[Excerpts from an interface dataset]

######

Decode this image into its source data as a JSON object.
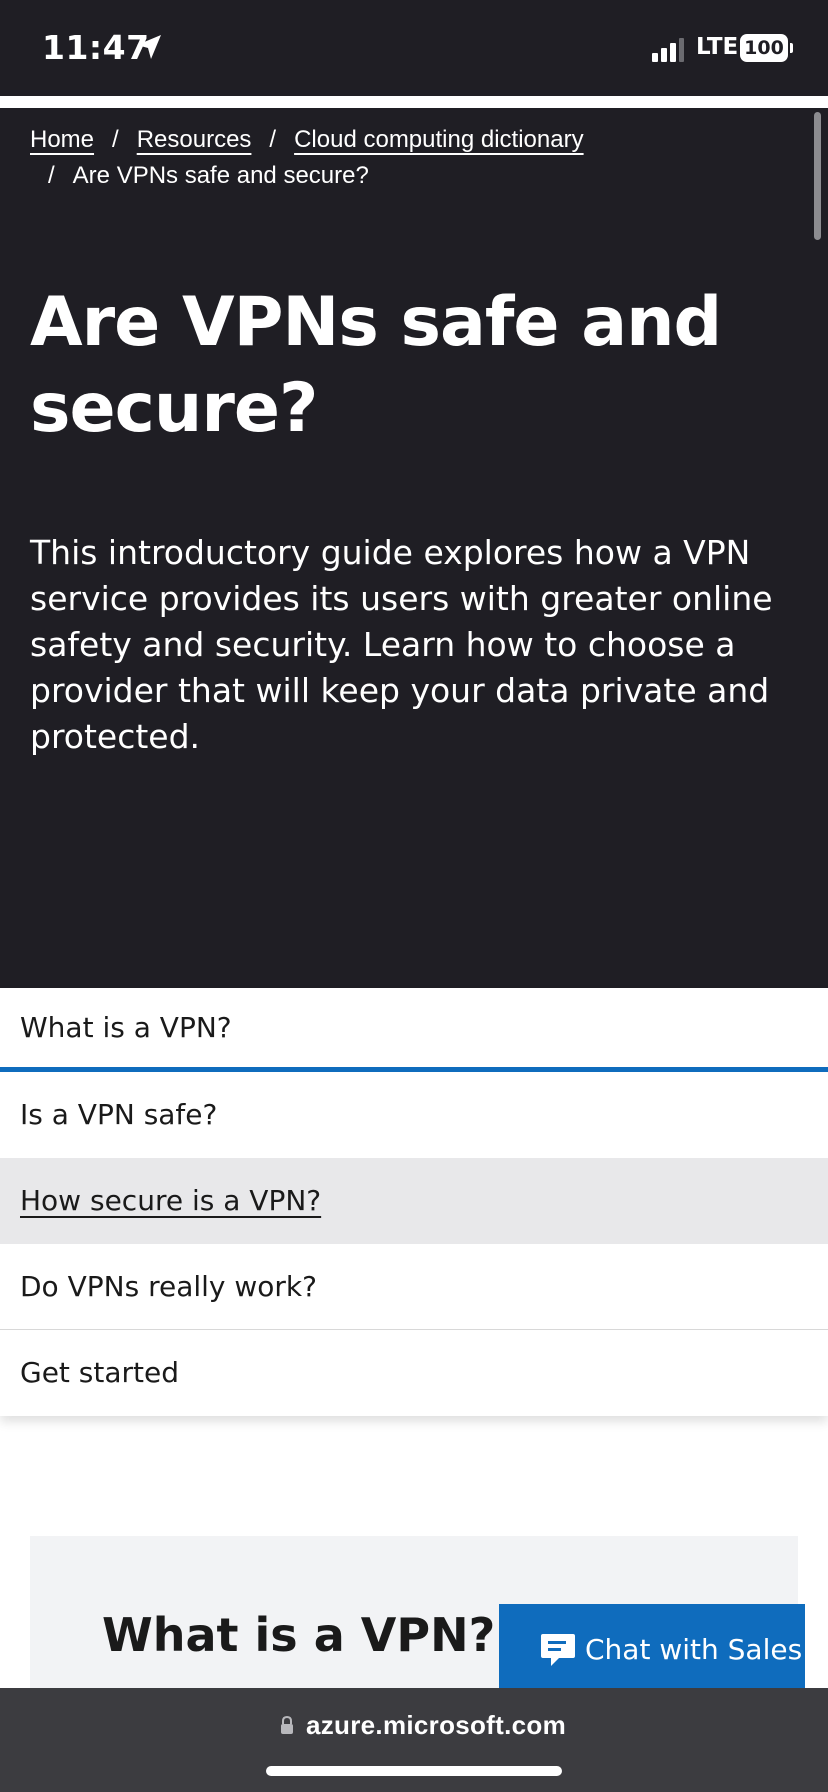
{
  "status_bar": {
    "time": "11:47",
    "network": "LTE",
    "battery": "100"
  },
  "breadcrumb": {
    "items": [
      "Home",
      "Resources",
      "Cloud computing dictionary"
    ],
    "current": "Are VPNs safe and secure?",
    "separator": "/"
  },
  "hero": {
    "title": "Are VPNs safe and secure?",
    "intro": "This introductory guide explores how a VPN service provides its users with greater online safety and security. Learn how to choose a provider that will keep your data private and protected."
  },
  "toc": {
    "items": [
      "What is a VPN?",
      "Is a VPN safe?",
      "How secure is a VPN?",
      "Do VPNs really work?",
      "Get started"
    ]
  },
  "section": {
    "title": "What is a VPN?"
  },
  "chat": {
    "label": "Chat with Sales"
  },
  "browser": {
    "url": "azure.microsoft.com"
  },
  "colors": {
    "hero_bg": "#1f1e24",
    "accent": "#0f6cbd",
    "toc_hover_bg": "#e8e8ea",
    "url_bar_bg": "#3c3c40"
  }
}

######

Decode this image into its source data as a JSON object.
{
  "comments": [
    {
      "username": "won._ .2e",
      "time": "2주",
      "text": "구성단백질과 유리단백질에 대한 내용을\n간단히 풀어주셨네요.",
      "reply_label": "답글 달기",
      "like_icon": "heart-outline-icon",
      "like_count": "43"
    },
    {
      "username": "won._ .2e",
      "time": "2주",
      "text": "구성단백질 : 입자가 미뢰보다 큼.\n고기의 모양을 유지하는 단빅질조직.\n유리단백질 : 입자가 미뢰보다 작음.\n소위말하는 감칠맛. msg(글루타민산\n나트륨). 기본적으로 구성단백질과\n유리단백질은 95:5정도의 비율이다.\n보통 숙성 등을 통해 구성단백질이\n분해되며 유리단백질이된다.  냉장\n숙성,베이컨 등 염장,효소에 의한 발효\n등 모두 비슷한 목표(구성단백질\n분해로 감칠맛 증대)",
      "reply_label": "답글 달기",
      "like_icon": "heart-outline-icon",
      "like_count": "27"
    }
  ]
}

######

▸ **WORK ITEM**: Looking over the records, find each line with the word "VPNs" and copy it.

▸ **TASK OUTPUT**:
    "current": "Are VPNs safe and secure?",
    "title": "Are VPNs safe and secure?",
      "Do VPNs really work?",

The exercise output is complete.